* EXERCISE AIM *
What lines below hold the string "category"? Copy them all.

* PROVIDED DATA *
◆ ◆ ◆

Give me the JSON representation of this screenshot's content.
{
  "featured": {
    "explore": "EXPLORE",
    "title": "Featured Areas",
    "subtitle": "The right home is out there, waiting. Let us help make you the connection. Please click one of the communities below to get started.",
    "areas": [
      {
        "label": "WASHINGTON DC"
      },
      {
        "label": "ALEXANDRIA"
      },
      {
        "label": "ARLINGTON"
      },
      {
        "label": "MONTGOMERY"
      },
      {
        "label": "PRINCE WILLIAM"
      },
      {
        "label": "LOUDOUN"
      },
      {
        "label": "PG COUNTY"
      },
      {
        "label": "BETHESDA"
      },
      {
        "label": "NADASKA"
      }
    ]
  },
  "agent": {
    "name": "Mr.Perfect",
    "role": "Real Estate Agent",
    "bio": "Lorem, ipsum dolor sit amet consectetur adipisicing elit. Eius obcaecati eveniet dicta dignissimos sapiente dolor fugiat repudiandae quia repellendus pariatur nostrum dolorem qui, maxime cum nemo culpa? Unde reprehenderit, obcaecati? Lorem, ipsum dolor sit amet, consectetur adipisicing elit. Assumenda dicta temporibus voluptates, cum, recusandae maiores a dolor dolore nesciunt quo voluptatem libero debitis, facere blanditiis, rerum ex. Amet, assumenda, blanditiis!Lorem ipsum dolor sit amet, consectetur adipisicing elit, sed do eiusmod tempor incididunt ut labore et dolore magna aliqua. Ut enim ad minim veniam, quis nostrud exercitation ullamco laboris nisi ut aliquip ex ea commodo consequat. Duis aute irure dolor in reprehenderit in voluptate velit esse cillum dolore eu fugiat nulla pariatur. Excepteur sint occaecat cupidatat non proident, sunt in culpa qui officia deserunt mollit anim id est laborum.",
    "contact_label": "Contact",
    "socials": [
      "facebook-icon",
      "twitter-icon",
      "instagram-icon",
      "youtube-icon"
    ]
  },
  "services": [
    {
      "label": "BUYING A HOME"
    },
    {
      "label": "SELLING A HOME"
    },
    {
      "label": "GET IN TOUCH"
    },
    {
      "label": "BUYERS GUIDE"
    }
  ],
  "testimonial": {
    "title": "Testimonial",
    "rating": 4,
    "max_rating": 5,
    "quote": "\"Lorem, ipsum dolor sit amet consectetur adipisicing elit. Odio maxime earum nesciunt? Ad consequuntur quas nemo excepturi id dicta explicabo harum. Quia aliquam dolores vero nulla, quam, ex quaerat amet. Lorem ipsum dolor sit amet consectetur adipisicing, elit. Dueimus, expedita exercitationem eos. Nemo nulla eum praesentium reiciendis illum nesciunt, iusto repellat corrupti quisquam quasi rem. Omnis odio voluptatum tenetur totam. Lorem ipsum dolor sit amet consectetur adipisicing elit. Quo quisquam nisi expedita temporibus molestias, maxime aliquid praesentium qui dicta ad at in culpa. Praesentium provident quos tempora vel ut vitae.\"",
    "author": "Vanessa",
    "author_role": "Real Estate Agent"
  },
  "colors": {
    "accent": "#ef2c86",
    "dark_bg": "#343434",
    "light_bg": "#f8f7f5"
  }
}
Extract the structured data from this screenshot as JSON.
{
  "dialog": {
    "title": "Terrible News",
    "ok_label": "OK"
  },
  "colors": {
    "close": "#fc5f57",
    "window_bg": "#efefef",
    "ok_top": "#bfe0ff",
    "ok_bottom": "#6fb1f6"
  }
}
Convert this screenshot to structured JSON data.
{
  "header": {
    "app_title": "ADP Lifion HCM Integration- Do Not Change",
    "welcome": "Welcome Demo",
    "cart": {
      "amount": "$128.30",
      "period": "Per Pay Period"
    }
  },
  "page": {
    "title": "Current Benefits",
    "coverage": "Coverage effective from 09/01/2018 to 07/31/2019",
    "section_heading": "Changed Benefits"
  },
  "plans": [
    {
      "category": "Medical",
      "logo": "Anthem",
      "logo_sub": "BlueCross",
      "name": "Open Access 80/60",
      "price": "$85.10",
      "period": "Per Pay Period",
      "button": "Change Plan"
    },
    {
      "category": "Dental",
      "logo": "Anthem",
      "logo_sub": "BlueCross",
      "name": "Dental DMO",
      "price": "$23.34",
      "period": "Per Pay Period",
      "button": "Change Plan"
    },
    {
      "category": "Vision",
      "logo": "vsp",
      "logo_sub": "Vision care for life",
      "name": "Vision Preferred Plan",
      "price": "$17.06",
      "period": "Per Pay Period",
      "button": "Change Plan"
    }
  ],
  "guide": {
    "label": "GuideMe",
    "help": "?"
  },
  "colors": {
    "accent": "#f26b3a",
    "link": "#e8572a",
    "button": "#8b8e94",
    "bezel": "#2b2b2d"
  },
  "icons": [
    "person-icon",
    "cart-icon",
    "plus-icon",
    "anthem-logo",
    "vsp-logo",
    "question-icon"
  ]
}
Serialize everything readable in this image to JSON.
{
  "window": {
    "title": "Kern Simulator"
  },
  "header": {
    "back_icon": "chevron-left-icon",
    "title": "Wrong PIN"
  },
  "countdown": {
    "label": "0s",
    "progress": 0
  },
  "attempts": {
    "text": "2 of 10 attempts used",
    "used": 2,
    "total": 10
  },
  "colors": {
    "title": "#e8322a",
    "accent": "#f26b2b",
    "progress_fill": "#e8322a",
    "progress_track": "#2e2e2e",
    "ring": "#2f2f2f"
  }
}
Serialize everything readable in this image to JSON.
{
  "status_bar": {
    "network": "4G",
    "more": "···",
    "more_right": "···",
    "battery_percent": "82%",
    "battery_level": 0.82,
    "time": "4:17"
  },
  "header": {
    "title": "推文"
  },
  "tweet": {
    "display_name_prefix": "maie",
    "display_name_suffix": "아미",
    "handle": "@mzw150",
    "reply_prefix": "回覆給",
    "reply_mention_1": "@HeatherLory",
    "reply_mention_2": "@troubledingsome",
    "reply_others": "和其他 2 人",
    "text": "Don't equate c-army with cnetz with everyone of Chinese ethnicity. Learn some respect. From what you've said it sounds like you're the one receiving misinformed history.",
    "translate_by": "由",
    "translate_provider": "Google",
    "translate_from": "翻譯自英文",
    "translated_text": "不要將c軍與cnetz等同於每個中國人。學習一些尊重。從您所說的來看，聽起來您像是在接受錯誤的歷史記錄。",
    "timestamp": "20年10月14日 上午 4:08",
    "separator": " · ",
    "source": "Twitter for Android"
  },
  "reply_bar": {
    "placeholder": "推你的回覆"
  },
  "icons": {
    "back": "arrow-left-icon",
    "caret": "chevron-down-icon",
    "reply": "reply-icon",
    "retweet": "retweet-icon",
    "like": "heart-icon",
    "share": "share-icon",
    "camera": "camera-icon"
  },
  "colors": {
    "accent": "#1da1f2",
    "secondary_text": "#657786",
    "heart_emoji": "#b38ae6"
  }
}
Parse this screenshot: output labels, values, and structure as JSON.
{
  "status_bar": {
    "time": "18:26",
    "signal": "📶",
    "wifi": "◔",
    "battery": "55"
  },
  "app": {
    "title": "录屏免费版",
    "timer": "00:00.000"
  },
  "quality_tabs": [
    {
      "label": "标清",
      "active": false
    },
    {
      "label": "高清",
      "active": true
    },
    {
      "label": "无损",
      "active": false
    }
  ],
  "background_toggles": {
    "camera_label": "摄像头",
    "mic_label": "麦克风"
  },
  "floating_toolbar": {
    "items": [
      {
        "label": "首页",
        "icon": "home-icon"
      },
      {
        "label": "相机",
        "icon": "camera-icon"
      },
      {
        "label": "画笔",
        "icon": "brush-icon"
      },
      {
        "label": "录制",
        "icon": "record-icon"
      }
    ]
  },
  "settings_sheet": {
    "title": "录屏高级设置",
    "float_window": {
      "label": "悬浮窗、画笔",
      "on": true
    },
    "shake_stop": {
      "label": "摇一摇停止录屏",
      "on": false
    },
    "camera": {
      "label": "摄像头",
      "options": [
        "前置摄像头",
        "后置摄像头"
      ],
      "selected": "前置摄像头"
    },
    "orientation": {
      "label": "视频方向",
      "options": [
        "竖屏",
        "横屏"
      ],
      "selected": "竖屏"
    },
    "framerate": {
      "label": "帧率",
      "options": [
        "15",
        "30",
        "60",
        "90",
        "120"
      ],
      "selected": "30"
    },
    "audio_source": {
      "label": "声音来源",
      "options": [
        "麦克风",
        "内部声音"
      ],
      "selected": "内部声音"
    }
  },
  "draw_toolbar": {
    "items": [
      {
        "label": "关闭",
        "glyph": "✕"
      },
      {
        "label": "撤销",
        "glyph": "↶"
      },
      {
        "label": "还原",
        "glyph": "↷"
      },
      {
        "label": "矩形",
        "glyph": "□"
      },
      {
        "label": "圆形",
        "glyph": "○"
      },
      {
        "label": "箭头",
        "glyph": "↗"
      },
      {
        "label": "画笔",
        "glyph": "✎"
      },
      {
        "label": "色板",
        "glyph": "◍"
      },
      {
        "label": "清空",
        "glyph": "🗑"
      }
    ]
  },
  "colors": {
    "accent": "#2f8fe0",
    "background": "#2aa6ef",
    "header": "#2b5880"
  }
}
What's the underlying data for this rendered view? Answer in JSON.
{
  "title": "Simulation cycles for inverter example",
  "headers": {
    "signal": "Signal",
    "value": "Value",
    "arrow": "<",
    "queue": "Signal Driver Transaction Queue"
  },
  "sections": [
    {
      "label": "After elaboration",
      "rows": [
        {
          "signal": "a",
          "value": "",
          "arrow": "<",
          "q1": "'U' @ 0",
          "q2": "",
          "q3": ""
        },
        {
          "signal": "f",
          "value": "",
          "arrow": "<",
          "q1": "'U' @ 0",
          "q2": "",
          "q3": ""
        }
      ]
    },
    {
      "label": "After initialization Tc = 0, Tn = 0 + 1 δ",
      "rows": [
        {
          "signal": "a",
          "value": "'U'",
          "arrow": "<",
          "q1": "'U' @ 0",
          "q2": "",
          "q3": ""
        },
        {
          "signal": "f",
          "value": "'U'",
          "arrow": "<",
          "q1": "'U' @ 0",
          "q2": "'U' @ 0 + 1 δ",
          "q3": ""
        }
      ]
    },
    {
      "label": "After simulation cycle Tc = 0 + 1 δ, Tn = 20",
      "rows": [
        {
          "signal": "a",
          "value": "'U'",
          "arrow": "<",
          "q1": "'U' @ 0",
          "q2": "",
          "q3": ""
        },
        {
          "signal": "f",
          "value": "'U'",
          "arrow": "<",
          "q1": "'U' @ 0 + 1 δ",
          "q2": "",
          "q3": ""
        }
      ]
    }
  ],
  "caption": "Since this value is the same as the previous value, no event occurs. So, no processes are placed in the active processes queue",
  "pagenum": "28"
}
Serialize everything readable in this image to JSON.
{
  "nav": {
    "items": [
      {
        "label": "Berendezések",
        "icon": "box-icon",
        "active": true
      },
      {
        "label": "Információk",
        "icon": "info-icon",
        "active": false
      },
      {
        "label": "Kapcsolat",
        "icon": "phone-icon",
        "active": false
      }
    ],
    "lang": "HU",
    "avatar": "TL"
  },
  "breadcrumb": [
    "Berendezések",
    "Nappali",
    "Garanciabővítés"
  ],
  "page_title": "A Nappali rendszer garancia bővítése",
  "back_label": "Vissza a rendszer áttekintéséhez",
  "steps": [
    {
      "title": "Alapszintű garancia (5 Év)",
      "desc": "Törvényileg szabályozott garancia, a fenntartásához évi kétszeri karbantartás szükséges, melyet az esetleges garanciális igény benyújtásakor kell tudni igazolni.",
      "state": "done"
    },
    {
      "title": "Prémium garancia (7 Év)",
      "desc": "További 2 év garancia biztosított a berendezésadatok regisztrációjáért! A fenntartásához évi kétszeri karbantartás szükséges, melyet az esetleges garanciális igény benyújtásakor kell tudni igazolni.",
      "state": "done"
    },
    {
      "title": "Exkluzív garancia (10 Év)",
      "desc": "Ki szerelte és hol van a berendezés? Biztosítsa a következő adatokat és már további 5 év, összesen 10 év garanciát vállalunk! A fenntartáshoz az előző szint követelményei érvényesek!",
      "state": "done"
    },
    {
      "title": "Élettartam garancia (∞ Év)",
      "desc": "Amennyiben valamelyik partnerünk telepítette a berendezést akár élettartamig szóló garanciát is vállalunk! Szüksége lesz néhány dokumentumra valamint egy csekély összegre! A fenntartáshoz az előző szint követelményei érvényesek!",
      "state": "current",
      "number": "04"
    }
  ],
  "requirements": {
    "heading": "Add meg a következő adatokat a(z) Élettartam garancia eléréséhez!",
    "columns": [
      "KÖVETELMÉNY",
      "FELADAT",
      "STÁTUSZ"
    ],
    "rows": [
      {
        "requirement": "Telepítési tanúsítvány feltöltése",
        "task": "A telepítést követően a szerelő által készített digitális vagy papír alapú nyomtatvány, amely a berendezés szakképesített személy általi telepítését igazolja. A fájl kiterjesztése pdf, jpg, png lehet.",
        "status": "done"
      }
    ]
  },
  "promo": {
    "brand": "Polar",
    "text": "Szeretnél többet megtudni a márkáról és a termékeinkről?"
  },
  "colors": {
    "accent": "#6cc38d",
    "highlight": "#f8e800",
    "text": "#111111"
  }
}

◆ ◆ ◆

* THE ANSWER *
      "category": "Medical",
      "category": "Dental",
      "category": "Vision",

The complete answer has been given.